World Bank Group Praises Ethiopia on its 5th Ethiopia Economic Update
World Bank Group
Tigrai Online, Ethiopian News, Dec. 7, 2016
The following is a basic introduction to the 79 page complete report which we provided a link for you to take a look. Those who are dreaming, planing, colabrating, and working hard to stop the Ethiopian miraculous Ethiopian economic growth are strongly adviesed to quit befor their efforts turn to thier demise. Ethiopia and Ethiopians are unstopable no matter what! TOL Admin.
Strong economic growth continued in 2014/15, but the drought slowed down Ethiopia’s growth to 8 percent in 2015/16. The Ethiopian economy grew by 8.0 in 2015/16 due to the recent drought affecting agricultural production with spillovers on the trade sector. Construction and services sectors account for most of the growth from the supply side. On the demand side, growth is driven by investment followed by private consumption. Economic growth over the past years was accompanied by a reduction of unemployment, although it remained high. Urban unemployment in the formal sector declined over the last decade, albeit slowly, and was reduced from 23 percent in 2004 to 17 percent in 2015. The urban economy is dominated by the manufacturing, construction, and services sectors with some unskilled labor migration from rural areas. Chapter 2 of this report will analyze these issues in more detail.

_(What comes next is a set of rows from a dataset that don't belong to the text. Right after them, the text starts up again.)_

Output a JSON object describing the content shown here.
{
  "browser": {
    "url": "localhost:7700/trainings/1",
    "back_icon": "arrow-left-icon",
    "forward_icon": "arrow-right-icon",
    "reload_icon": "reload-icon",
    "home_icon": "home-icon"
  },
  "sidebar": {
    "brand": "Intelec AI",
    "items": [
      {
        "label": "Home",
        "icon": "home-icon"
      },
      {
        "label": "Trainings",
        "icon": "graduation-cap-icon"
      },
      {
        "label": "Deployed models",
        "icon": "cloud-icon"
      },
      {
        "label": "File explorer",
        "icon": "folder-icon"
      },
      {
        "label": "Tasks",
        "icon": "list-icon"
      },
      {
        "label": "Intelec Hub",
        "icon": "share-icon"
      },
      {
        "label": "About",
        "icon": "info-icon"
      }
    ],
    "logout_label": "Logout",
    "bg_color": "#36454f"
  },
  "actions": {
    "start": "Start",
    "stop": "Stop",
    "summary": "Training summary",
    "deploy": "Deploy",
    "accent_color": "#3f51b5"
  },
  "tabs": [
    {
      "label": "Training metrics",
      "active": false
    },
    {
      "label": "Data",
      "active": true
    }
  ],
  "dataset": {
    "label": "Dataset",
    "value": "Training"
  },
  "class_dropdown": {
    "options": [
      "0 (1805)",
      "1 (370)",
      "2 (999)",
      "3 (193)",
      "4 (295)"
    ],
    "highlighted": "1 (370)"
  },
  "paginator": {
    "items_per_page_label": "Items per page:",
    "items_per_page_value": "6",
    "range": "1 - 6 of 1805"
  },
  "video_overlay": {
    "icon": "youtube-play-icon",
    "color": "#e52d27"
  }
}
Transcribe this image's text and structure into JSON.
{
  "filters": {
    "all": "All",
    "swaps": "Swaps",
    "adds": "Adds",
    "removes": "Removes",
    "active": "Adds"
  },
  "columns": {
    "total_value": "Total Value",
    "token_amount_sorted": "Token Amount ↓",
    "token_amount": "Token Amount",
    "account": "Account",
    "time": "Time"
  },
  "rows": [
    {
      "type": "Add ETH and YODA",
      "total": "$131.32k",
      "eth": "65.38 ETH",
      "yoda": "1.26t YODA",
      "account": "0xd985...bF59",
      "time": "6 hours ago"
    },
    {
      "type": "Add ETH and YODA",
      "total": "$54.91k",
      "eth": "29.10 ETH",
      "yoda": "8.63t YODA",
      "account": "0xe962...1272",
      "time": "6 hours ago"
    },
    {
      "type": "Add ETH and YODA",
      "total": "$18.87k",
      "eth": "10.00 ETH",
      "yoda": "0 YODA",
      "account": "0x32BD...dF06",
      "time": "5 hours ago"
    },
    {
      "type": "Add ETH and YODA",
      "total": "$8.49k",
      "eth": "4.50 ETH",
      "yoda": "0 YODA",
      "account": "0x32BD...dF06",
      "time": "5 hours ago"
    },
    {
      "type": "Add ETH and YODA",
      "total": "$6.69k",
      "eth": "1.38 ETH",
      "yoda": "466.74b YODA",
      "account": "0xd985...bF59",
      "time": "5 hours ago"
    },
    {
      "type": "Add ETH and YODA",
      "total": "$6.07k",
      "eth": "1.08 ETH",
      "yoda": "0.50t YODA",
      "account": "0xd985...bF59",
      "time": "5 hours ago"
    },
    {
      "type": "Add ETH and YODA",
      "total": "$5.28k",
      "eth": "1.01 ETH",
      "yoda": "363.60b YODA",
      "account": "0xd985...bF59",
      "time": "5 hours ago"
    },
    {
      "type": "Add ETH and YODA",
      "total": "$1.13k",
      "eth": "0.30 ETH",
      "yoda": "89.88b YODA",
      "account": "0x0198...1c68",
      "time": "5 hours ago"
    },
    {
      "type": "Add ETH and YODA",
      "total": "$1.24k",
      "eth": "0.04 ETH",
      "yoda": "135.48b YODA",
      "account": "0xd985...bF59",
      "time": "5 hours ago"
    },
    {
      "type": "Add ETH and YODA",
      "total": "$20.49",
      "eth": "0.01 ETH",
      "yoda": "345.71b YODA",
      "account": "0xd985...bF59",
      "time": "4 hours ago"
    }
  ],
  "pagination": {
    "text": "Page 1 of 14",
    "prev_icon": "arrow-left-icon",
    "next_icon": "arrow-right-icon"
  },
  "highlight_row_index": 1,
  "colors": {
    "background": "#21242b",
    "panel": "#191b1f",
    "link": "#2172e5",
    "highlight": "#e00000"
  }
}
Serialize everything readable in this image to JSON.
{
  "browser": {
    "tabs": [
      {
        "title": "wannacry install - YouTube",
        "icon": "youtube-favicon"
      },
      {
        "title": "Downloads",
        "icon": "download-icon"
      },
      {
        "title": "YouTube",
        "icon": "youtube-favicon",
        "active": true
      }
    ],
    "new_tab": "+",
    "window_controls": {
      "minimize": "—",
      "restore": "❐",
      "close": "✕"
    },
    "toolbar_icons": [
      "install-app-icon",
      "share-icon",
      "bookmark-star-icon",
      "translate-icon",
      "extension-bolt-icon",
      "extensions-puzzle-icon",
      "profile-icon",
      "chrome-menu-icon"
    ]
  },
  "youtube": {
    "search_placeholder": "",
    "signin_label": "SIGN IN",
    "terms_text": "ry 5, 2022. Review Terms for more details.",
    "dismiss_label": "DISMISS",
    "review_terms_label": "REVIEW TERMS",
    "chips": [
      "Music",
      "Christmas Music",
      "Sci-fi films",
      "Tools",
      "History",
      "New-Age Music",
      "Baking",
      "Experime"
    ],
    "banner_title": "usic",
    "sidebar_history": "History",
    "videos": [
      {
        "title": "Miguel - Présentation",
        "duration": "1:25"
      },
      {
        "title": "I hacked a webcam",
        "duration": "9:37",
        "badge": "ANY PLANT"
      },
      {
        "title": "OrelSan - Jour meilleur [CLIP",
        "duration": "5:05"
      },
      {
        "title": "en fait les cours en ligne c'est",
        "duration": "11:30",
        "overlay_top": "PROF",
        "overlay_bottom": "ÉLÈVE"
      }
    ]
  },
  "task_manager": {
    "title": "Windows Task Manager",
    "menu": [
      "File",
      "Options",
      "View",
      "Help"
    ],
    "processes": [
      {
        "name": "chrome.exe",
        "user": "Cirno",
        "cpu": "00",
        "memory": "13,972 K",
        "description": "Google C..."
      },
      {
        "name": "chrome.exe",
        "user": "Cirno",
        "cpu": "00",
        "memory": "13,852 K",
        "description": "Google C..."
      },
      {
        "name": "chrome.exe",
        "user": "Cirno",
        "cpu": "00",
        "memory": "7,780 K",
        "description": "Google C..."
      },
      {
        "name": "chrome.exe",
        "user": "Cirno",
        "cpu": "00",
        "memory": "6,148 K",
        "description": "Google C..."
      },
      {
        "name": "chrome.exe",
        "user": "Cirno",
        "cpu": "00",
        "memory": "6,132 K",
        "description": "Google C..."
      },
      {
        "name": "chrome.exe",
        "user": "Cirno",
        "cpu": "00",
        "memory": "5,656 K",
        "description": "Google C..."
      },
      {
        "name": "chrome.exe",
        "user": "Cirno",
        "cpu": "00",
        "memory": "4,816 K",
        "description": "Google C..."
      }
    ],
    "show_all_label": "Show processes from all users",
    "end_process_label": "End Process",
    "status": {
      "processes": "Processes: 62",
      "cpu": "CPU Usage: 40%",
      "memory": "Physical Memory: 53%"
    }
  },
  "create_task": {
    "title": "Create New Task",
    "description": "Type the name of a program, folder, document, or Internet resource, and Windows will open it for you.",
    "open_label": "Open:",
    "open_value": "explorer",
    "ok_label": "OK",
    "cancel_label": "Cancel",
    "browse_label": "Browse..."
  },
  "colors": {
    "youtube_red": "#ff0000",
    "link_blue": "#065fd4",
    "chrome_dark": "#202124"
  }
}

After double digit growth in 2014/15, Ethiopia’s economic growth slowed down in 2015/161 due to the recent drought. Real GDP grew by 8 percent in 2015/16 compared to 10.4 percent growth in 2014/15. Still, Ethiopia’s economy was among the fastest growing in the world showing how well the economy passed through adverse shocks. The growth nevertheless falls short of the Government’s own target set out in the Growth and Transformation Plan II (GTP II), which projected at 11.4 percent. Overall, the five year GTP I period (2010/11 to 2014/15) achieved a very high growth rate of 10.1 percent per year, on average. When considering the last dozen years since 2004, real GDP growth averaged 10.5 percent. This translated into an average per capita (in dollar terms) growth of 7.9 percent, which is equivalent to the annual per capita growth rate needed for Ethiopia to reach middle-income status by 2025.
Ethiopia is not a stranger to droughts and their impact is often large due to the importance of the agriculture sector in the economy and in peoples’ lives. The country has seen more than 15 drought episodes between 1964 and 2015. They varied in impact, and some of them led to full-fledged humanitarian crisis, for instance in the 1980s, and in a large drought in 2002/03. The large impact of droughts is explained by the fact that the agriculture sector is, by far, the biggest employer in Ethiopia, accounts for most merchandise exports, and is the second largest in terms of output. In addition, agricultural growth was an important driver of poverty reduction in Ethiopia over the past decade (2004 to 2014): Each percent of agricultural growth reduced poverty by 0.9 percent compared to 0.55 percent for each percent of overall GDP growth 57. Agriculture is also the major sector contributing to growth in Ethiopia. The share of agriculture was 38 percent in FY 2015, which contributed about 2.6 percentage points to the 10.2 percent GDP growth in 2014/15. Crop production accounts for about three-quarters of agriculture value-added;25 this is followed by livestock which accounts for one-fifth of the agricultural value added. Agriculture is still largely rain-fed and dominated by small holders.